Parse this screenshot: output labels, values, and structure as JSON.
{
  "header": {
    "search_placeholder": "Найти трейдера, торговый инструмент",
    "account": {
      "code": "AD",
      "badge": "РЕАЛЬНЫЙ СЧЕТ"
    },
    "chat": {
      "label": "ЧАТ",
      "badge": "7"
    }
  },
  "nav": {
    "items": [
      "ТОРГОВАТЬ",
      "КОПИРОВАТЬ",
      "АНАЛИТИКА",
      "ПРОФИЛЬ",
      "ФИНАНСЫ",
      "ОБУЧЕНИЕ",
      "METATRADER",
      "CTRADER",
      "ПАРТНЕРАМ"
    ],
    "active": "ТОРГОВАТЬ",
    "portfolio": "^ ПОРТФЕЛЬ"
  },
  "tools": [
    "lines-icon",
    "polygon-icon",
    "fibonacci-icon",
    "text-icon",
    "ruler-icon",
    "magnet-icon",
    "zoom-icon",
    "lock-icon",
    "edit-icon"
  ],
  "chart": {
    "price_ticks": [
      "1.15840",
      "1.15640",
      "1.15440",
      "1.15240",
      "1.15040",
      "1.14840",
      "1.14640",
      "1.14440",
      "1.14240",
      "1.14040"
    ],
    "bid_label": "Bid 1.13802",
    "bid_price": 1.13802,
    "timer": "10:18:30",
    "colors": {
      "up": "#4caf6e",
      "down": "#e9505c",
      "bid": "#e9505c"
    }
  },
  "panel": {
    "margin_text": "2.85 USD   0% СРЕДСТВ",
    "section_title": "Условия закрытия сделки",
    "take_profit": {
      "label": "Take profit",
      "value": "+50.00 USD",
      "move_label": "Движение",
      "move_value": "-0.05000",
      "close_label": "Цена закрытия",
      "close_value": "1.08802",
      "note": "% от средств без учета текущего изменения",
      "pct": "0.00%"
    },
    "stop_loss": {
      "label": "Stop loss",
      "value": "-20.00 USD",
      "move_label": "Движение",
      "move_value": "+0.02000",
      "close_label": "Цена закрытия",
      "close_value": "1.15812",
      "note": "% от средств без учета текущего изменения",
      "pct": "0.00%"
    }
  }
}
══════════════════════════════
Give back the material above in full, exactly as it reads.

● **RESPONSE TO THIS TASK**
Parse this screenshot: output labels, values, and structure as JSON.
{
  "header": {
    "search_placeholder": "Найти трейдера, торговый инструмент",
    "account": {
      "code": "AD",
      "badge": "РЕАЛЬНЫЙ СЧЕТ"
    },
    "chat": {
      "label": "ЧАТ",
      "badge": "7"
    }
  },
  "nav": {
    "items": [
      "ТОРГОВАТЬ",
      "КОПИРОВАТЬ",
      "АНАЛИТИКА",
      "ПРОФИЛЬ",
      "ФИНАНСЫ",
      "ОБУЧЕНИЕ",
      "METATRADER",
      "CTRADER",
      "ПАРТНЕРАМ"
    ],
    "active": "ТОРГОВАТЬ",
    "portfolio": "^ ПОРТФЕЛЬ"
  },
  "tools": [
    "lines-icon",
    "polygon-icon",
    "fibonacci-icon",
    "text-icon",
    "ruler-icon",
    "magnet-icon",
    "zoom-icon",
    "lock-icon",
    "edit-icon"
  ],
  "chart": {
    "price_ticks": [
      "1.15840",
      "1.15640",
      "1.15440",
      "1.15240",
      "1.15040",
      "1.14840",
      "1.14640",
      "1.14440",
      "1.14240",
      "1.14040"
    ],
    "bid_label": "Bid 1.13802",
    "bid_price": 1.13802,
    "timer": "10:18:30",
    "colors": {
      "up": "#4caf6e",
      "down": "#e9505c",
      "bid": "#e9505c"
    }
  },
  "panel": {
    "margin_text": "2.85 USD   0% СРЕДСТВ",
    "section_title": "Условия закрытия сделки",
    "take_profit": {
      "label": "Take profit",
      "value": "+50.00 USD",
      "move_label": "Движение",
      "move_value": "-0.05000",
      "close_label": "Цена закрытия",
      "close_value": "1.08802",
      "note": "% от средств без учета текущего изменения",
      "pct": "0.00%"
    },
    "stop_loss": {
      "label": "Stop loss",
      "value": "-20.00 USD",
      "move_label": "Движение",
      "move_value": "+0.02000",
      "close_label": "Цена закрытия",
      "close_value": "1.15812",
      "note": "% от средств без учета текущего изменения",
      "pct": "0.00%"
    }
  }
}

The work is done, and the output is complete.